Modelling an event source based system is not a massively different thing to modelling a database system.
You define the events that can occur to any given aggregate and all the properties that can be known about that event
Then you can define the projections that run over that aggregate to give you point-in-time data
You can extend this with commands and queries, and identity groups and classifiers.
There is no relationship part though – aggregates are considered logically separate.
So – how does event sourcing compare to a traditional database approach? We’ll look at the following categories but if anything else occurs while we are doing so shout it out so we can add it in to the mix. Performance Scalability Tooling Developer experience Ease of use Business fit

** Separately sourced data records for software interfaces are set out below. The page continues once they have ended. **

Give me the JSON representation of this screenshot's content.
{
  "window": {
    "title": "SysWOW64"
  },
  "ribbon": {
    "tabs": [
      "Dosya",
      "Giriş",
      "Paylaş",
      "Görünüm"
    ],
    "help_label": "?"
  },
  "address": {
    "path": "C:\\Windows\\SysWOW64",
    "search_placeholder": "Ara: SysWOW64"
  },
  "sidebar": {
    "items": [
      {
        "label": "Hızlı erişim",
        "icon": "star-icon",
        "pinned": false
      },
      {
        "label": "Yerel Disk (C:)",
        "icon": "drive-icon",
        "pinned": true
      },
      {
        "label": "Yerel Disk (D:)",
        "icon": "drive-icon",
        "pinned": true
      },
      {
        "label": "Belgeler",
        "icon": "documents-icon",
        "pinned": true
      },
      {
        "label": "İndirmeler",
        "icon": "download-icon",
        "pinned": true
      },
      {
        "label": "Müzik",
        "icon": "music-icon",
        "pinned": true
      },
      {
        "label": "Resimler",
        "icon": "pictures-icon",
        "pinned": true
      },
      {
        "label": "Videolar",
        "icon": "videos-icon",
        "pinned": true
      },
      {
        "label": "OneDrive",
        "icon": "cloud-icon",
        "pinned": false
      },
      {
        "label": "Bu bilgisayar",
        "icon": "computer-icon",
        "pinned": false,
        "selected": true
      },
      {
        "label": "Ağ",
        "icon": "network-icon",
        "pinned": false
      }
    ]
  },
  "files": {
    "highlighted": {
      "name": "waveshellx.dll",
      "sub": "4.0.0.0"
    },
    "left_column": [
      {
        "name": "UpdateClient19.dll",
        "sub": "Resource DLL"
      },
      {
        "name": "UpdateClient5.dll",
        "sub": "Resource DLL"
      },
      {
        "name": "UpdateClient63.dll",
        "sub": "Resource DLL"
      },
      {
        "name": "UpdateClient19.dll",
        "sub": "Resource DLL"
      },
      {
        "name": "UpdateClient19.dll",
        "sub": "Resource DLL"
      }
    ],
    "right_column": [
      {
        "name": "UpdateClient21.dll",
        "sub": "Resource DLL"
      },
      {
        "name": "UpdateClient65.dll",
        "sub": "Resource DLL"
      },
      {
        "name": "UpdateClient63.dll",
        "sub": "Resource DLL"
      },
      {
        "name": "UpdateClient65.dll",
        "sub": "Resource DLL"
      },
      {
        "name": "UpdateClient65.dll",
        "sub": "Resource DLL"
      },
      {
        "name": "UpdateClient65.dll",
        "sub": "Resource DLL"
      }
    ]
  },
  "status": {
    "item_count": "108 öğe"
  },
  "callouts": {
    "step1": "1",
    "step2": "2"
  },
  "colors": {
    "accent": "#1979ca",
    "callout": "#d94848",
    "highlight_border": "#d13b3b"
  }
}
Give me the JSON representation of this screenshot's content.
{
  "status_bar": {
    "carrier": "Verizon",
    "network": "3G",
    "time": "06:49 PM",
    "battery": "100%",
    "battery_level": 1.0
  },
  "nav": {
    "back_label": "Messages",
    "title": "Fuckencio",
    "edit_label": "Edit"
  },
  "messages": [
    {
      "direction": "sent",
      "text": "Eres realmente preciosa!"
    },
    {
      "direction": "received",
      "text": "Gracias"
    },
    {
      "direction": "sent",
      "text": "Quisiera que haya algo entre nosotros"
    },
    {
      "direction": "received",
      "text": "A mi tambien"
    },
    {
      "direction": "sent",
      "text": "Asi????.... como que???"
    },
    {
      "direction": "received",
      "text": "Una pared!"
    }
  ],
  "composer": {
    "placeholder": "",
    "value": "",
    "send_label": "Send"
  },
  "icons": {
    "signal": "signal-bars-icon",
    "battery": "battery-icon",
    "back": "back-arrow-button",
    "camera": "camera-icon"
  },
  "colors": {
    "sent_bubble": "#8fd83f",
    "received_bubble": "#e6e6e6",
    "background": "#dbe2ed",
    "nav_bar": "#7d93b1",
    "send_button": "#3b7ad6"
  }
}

Commands can append events to the end of event streams
Queries can run projections
Projection results can be cached
The internals of an event sourced system should not be shared between domains
Only the defined Command and Query interfaces can be used outside of the domain
The best advice I can give you in terms of learning event sourcing (and this also applies to CQRS) is to experiment with it – either in a personal project or in a new build work project that allows for some flexibility.
If you want an out-of-the-box experience there is a project called “Event Store” at the URL geteventstore.com that you should give a go.
There are videos on YouTube – especially the “Goto 2014;” talk by Greg Young, a number of blogs by people like Daniel Whittaker and Dino Esposito and a good few folks on twitter discussing this (including myself) and the book “Event Centric: Finding Simplicity in Complex Systems” (also by Greg Young)
If you are a .NET developer there are two linked projects I am working on (hosted on CodeProject) – a CQRS / Event Sourcing framework that runs on top of Azure storage and a graphical designer for creating the event source based business model. Neither is production ready quite yet but getting there.
Now that we have a grasp on the idea of event storming we can add a bit of funky madness by adding the idea of treating the life cycle of each command and query as an independent event stream in its own right.
This event stream can be in the form of a queue which, in turn, means multiple independent agents (threads or microservices) can work on the same command or query asynchronously and that the processing of that command or query can go up or down as the command/query is in flight.
Theoretically this means that performance can scale linearly with addition of hardware.
Event sourcing from wtf to why to wow
FROM WTF TO WHY TO WOW